In fact, Notre Dame was a hotbed of support for the specialised Catholic Action movements. Indeed, the archives of the US YCW are held there.
Among the Notre Dame CSC priests who were close to the YCW was the late Fr Louis Putz, who founded both the YCS and the Christian Family Movement in the USA:
http://jalbum.net/en/browse/user/album/1449168
There were also many other CSC fathers who were involved in this work as Fr Robert Pelton CSC writes:

I was privileged to arrive at Notre Dame at a time when Father (later Archbishop) John O’Hara, CSC, Father Louis J. Putz, CSC, and a group of other priests and lay leaders at Notre Dame were vigorously questioning the adequacy of such a faith. By founding the Young Christian Students, the Christian Family Movement, Catholic Worker chapters, community outreach programs, and countless other Catholic Action groups, these visionary leaders both challenged and empowered faithful laypersons to infuse Christian values and Christian compassion throughout all areas of daily life. Their efforts were fostered by Father Theodore M. Hesburgh, CSC, who consistently initiated, strengthened, and defended Notre Dame’s social mission throughout his 35-year presidency of the University, and by Father Edward A. Malloy, C.S.C., who continues to build upon and extend this vision.

Indeed, Fr Pelton himself had been part of a YCW team at Notre Dame.

Fr Hesburgh, who later became a noted president of Notre Dame, was also a Catholic Action Moderator at the university when it hosted Cardijn at at a conference in August 1947.

Another Canadian CSC father who played a very significant role was Fr Oscar Melanson, who became a famous JOC chaplain in Brazil.

I should also mention that, following his studies, Fr McGrath returned to Chile in 1953 to teach at the CSC St George College in Santiago, where he also became a Catholic Action, i.e. probably JEC (YCS) chaplain. From 1954 he also taught theology. In 1960, he launched a journal with the significant title of Teologia y vida (Theology and life).

Source: http://www.scielo.cl/scielo.php?pid=S0049-34492000000300002&script=sci_arttext

Interestingly, it appears that the CSC fathers, who were founded in France in 1837, had previously been promoters of the Sillon, as recorded by the French writer, Henry de Montherlant:

“Au cours de cette année 1912, mon directeur de conscience, jésuite d’extrême-droite, détruisait systématiquement en moi l’enseignement des prêtres de Sainte-Croix, qui était démocratie chrétienne et Sillon.”

Translation
During the course of 1912, my director of conscience, an extreme right-wing Jesuit, systematically destroyed in me the teaching of the priests of the Holy Cross, who were Christian democratic and Sillon.

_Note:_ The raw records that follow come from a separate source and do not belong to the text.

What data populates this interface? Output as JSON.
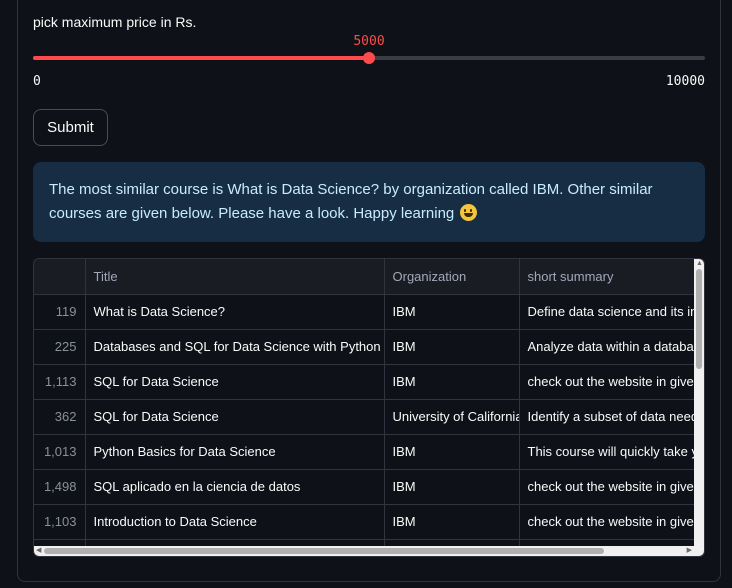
{
  "slider": {
    "label": "pick maximum price in Rs.",
    "value_text": "5000",
    "min_text": "0",
    "max_text": "10000",
    "value": 5000,
    "min": 0,
    "max": 10000
  },
  "submit_label": "Submit",
  "info_message": "The most similar course is What is Data Science? by organization called IBM. Other similar courses are given below. Please have a look. Happy learning",
  "table": {
    "columns": [
      "",
      "Title",
      "Organization",
      "short summary"
    ],
    "rows": [
      {
        "idx": "119",
        "title": "What is Data Science?",
        "org": "IBM",
        "summary": "Define data science and its imp"
      },
      {
        "idx": "225",
        "title": "Databases and SQL for Data Science with Python",
        "org": "IBM",
        "summary": "Analyze data within a database"
      },
      {
        "idx": "1,113",
        "title": "SQL for Data Science",
        "org": "IBM",
        "summary": "check out the website in given"
      },
      {
        "idx": "362",
        "title": "SQL for Data Science",
        "org": "University of California",
        "summary": "Identify a subset of data needed"
      },
      {
        "idx": "1,013",
        "title": "Python Basics for Data Science",
        "org": "IBM",
        "summary": "This course will quickly take you"
      },
      {
        "idx": "1,498",
        "title": "SQL aplicado en la  ciencia de datos",
        "org": "IBM",
        "summary": "check out the website in given"
      },
      {
        "idx": "1,103",
        "title": "Introduction to Data Science",
        "org": "IBM",
        "summary": "check out the website in given"
      },
      {
        "idx": "",
        "title": "",
        "org": "",
        "summary": ""
      }
    ]
  },
  "colors": {
    "accent": "#ff4b4b",
    "info_bg": "#172d43",
    "info_text": "#c7ebff",
    "background": "#0e1117"
  },
  "icons": {
    "emoji": "grinning-face-emoji"
  }
}
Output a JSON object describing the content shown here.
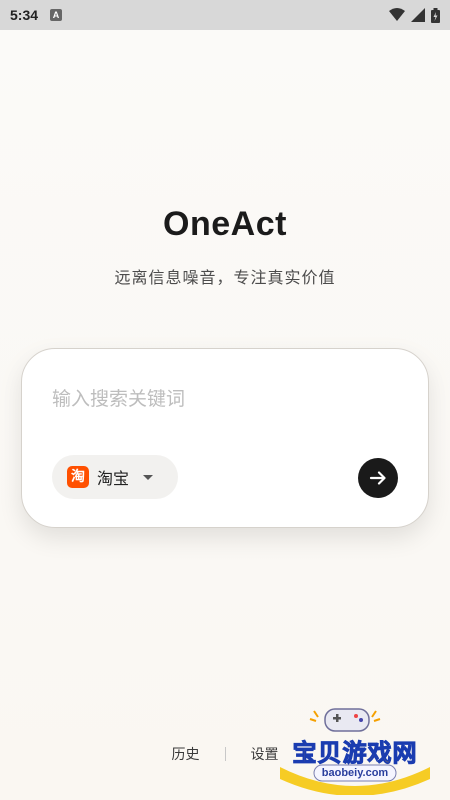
{
  "status_bar": {
    "time": "5:34",
    "notification_icon": "a-icon",
    "icons": [
      "wifi-icon",
      "signal-icon",
      "battery-icon"
    ]
  },
  "app": {
    "title": "OneAct",
    "subtitle": "远离信息噪音，专注真实价值"
  },
  "search": {
    "placeholder": "输入搜索关键词",
    "value": "",
    "source": {
      "label": "淘宝",
      "icon": "taobao-icon",
      "icon_char": "淘"
    },
    "submit_icon": "arrow-right-icon"
  },
  "bottom_nav": {
    "history_label": "历史",
    "settings_label": "设置"
  },
  "watermark": {
    "text": "宝贝游戏网",
    "url": "baobeiy.com"
  },
  "colors": {
    "accent": "#1a1a1a",
    "taobao": "#ff5000",
    "background": "#faf7f2"
  }
}
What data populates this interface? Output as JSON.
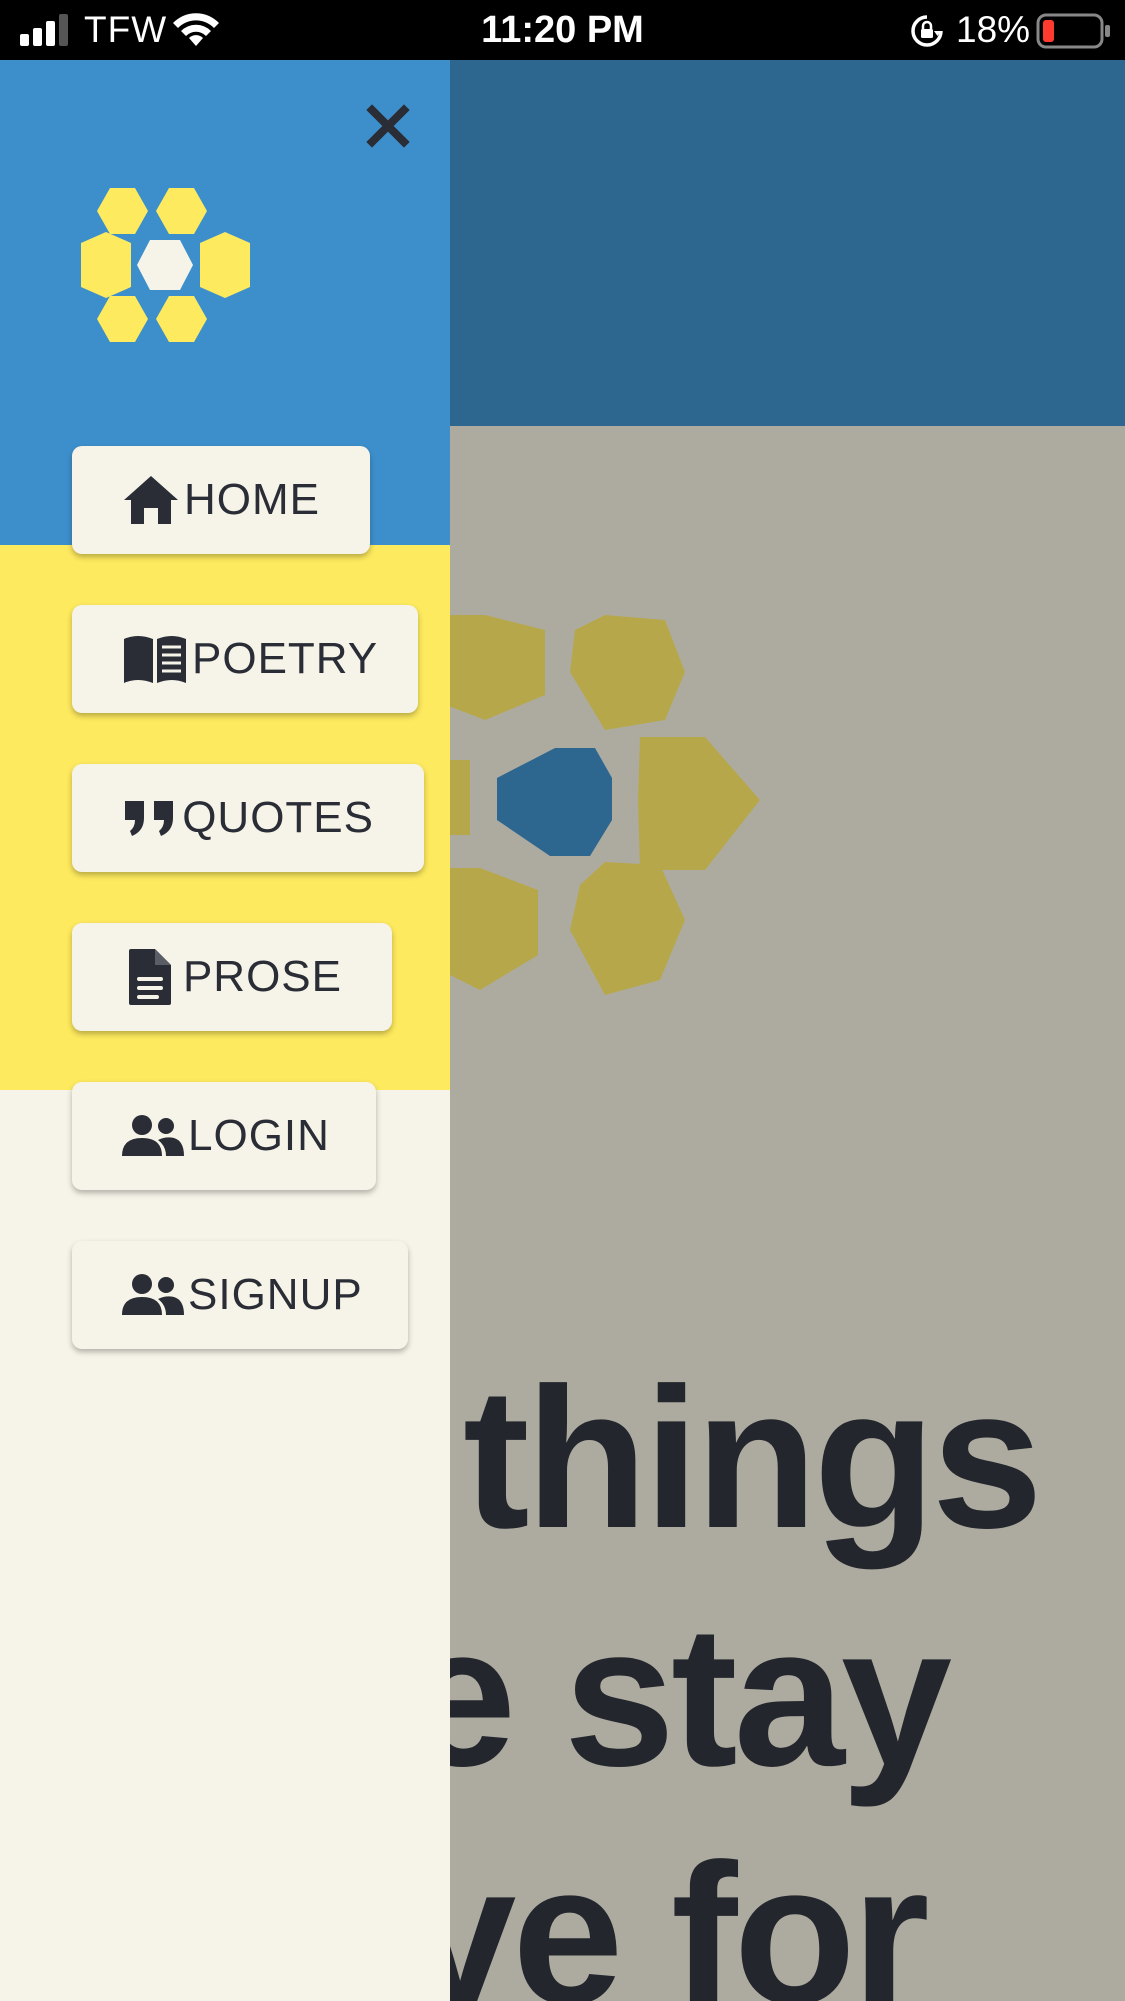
{
  "status_bar": {
    "carrier": "TFW",
    "time": "11:20 PM",
    "battery": "18%"
  },
  "drawer": {
    "close_icon": "close-icon",
    "nav": [
      {
        "label": "HOME",
        "icon": "home-icon"
      },
      {
        "label": "POETRY",
        "icon": "book-icon"
      },
      {
        "label": "QUOTES",
        "icon": "quote-icon"
      },
      {
        "label": "PROSE",
        "icon": "document-icon"
      },
      {
        "label": "LOGIN",
        "icon": "users-icon"
      },
      {
        "label": "SIGNUP",
        "icon": "users-icon"
      }
    ]
  },
  "hero": {
    "lines": [
      "things",
      "e stay",
      "ve for"
    ]
  },
  "colors": {
    "drawer_blue": "#3d8fcb",
    "drawer_yellow": "#feea5e",
    "drawer_cream": "#f6f4e8",
    "header_blue": "#2d668f",
    "hero_gray": "#adab9f",
    "text_dark": "#2a2c36"
  }
}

(Montherlant, Va jouer avec cette poussière (Carnets 1956-1964), p. 102, Gallimard, 1966,)
Source: http://www.montherlant.be/article-81-demeeus.html
Montherlant himself had been taught by the sillonnist philosopher, Paul Archambault. at the College Notre Dame de Sainte Croix at Neuilly, near Paris, and which had been founded by the Holy Cross congregation. The poet and novelist, Amédée Guiard, was another famous sillonnist who also taught at Neuilly.
And in tracing back this Holy Cross tradition, I guess it’s no surprise to find that its founder, Fr Basile Moreau, had himself been a disciple of Lamennais, before the latter split with the Church.
Source: http://www.cscfrance.org/content/basile-moreau
Once again, it’s interesting to trace the generations: Lamennais, Le Sillon, the JOC, JEC and other specialised Catholic Action movements, right up to Vatican II and beyond.